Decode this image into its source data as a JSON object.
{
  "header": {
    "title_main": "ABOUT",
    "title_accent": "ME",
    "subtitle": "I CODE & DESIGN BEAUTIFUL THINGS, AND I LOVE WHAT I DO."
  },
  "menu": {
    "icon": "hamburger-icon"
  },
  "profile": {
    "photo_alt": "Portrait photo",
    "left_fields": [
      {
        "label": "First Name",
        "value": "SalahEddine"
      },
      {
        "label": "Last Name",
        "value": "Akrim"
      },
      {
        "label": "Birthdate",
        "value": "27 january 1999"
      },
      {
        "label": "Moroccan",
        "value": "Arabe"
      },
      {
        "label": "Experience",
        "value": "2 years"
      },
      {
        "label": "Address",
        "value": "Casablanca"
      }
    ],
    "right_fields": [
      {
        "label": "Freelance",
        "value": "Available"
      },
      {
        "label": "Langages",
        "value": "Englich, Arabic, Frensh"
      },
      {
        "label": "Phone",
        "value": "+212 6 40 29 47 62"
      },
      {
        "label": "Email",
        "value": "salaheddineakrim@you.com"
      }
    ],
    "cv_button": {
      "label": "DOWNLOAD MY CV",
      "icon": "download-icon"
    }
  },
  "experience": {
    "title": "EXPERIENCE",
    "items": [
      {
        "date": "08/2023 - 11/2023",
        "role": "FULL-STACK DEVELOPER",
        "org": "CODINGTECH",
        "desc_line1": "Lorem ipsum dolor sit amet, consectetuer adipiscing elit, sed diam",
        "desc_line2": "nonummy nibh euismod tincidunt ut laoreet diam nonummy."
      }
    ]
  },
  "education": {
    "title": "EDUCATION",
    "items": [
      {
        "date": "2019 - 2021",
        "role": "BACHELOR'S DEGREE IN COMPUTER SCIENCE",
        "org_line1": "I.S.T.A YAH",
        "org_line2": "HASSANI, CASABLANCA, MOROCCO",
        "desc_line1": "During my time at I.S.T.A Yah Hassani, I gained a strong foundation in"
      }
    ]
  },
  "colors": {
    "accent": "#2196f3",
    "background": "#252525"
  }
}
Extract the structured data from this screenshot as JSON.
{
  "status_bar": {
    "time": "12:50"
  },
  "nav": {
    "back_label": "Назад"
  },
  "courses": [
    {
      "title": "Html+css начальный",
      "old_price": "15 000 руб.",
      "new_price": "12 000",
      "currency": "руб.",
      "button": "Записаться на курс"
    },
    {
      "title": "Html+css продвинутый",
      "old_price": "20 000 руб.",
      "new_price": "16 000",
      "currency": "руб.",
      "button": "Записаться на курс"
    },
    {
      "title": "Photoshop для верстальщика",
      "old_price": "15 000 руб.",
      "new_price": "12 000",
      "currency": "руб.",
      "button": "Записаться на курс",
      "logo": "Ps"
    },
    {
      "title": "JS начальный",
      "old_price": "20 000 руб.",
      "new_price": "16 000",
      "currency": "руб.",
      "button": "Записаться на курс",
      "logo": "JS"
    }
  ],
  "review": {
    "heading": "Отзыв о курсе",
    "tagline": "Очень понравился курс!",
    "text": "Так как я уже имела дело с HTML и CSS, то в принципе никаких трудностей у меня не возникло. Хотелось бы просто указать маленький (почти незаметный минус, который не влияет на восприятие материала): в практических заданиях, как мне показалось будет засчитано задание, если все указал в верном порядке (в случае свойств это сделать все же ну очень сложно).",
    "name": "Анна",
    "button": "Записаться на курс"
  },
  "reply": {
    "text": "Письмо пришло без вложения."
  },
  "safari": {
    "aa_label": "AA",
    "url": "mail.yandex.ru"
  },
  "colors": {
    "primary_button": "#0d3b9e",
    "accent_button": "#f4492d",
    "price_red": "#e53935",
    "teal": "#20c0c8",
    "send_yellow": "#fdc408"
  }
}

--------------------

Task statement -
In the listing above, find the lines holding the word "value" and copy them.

Response to this exercise -
        "value": "SalahEddine"
        "value": "Akrim"
        "value": "27 january 1999"
        "value": "Arabe"
        "value": "2 years"
        "value": "Casablanca"
        "value": "Available"
        "value": "Englich, Arabic, Frensh"
        "value": "+212 6 40 29 47 62"
        "value": "salaheddineakrim@you.com"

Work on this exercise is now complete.